Effingham had, from the commencement of the disputes between the colonists and the crown, warmly maintained what he believed to be the just prerogatives of his prince; while, on the other hand, the clear head and independent mind of Temple had induced him to espouse the cause of the people.
Father Claude taught the boy to respect the rights of others, to espouse the cause of the poor and weak, to revere God and to believe that the principal reason for man's existence was to protect woman.
It is Polyneices who has come to crave his father's forgiveness and blessing, knowing by an oracle that victory will fall to the side that Oedipus espouses.
It depends on the platform that they are going to espouse.
As a lifelong Labour voter I lament this state of affairs but I, like many others, won't be voting Labour again until they drop the "we're the least worst party of unfettered capitalism" tag and espouse some truly radical policies, getting rid of the cheerleader for the City of London, the shadow chancellor, would be a good start.

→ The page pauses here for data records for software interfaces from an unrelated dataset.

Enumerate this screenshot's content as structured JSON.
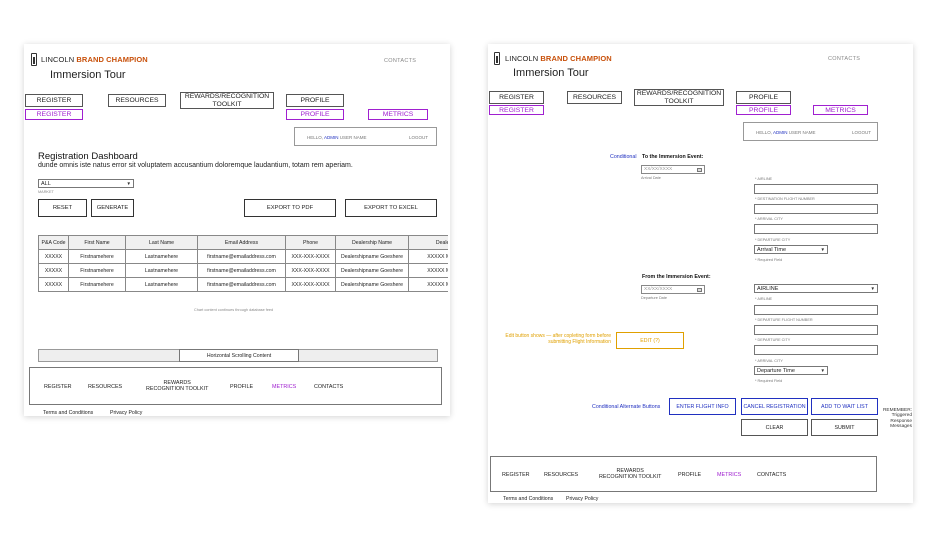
{
  "brand": {
    "prefix": "LINCOLN",
    "suffix": "BRAND CHAMPION"
  },
  "page_title": "Immersion Tour",
  "contacts_link": "CONTACTS",
  "nav": {
    "register": "REGISTER",
    "resources": "RESOURCES",
    "toolkit": "REWARDS/RECOGNITION TOOLKIT",
    "profile": "PROFILE",
    "register_alt": "REGISTER",
    "profile_alt": "PROFILE",
    "metrics": "METRICS"
  },
  "hello": {
    "hello": "HELLO,",
    "admin": "ADMIN",
    "user_name": "USER NAME",
    "logout": "LOGOUT"
  },
  "dashboard": {
    "title": "Registration Dashboard",
    "subtitle": "dunde omnis iste natus error sit voluptatem accusantium doloremque laudantium, totam rem aperiam.",
    "market_value": "ALL",
    "market_label": "MARKET",
    "reset": "RESET",
    "generate": "GENERATE",
    "export_pdf": "EXPORT TO PDF",
    "export_excel": "EXPORT TO EXCEL",
    "table": {
      "headers": [
        "P&A Code",
        "First Name",
        "Last Name",
        "Email Address",
        "Phone",
        "Dealership Name",
        "Dealer"
      ],
      "rows": [
        [
          "XXXXX",
          "Firstnamehere",
          "Lastnamehere",
          "firstname@emailaddress.com",
          "XXX-XXX-XXXX",
          "Dealershipname Goeshere",
          "XXXXX Mains"
        ],
        [
          "XXXXX",
          "Firstnamehere",
          "Lastnamehere",
          "firstname@emailaddress.com",
          "XXX-XXX-XXXX",
          "Dealershipname Goeshere",
          "XXXXX Mains"
        ],
        [
          "XXXXX",
          "Firstnamehere",
          "Lastnamehere",
          "firstname@emailaddress.com",
          "XXX-XXX-XXXX",
          "Dealershipname Goeshere",
          "XXXXX Mains"
        ]
      ]
    },
    "chart_note": "Chart content continues through database feed",
    "scroll_label": "Horizontal Scrolling Content"
  },
  "footer": {
    "register": "REGISTER",
    "resources": "RESOURCES",
    "toolkit_line1": "REWARDS",
    "toolkit_line2": "RECOGNITION TOOLKIT",
    "profile": "PROFILE",
    "metrics": "METRICS",
    "contacts": "CONTACTS",
    "terms": "Terms and Conditions",
    "privacy": "Privacy Policy"
  },
  "flight": {
    "conditional": "Conditional",
    "to_event": "To the Immersion Event:",
    "arrival_date_value": "XX/XX/XXXX",
    "arrival_date_label": "Arrival Date",
    "airline_label": "* AIRLINE",
    "dest_flight_label": "* DESTINATION FLIGHT NUMBER",
    "arrival_city_label": "* ARRIVAL CITY",
    "departure_city_label": "* DEPARTURE CITY",
    "arrival_time_value": "Arrival Time",
    "required": "* Required Field",
    "from_event": "From the Immersion Event:",
    "departure_date_value": "XX/XX/XXXX",
    "departure_date_label": "Departure Date",
    "airline_select": "AIRLINE",
    "airline_label2": "* AIRLINE",
    "departure_flight_label": "* DEPARTURE FLIGHT NUMBER",
    "departure_city_label2": "* DEPARTURE CITY",
    "arrival_city_label2": "* ARRIVAL CITY",
    "departure_time_value": "Departure Time",
    "required2": "* Required Field",
    "edit_note_line1": "Edit button shows — after copleting form before",
    "edit_note_line2": "submitting Flight Information",
    "edit_button": "EDIT (?)",
    "cond_alt_buttons": "Conditional Alternate Buttons",
    "enter_flight_info": "ENTER FLIGHT INFO",
    "cancel_registration": "CANCEL REGISTRATION",
    "add_wait_list": "ADD TO WAIT LIST",
    "clear": "CLEAR",
    "submit": "SUBMIT",
    "remember": [
      "REMEMBER:",
      "Triggered",
      "Response",
      "Messages"
    ]
  },
  "colors": {
    "accent_orange": "#c8500a",
    "purple": "#a020d0",
    "blue": "#2030c0",
    "yellow": "#e0a000"
  }
}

Pulitzer-winning playwright-provocateur Bruce Norris ("Clybourne Park," "The Pain and the Itch") has proven himself an expert at depicting American middle-class hypocrisy, exposing characters' true convictions as contradictory to the beliefs they would prefer to espouse.
Summary: Health Minister Ali Hasan Khalil called on various Lebanese groups to espouse "open responsible dialogue" because this was the only way out of Lebanon's multiple crises.
Another truism that Sartain and Schumann espouse is the importance of executive leadership in embracing and living the brand.
But he charged that "libertarian criticism was not limited to Bennett's designs for the state: many were clearly put off by his propensity to judge lifestyles, criticize individual choices and espouse limits on personal appetites.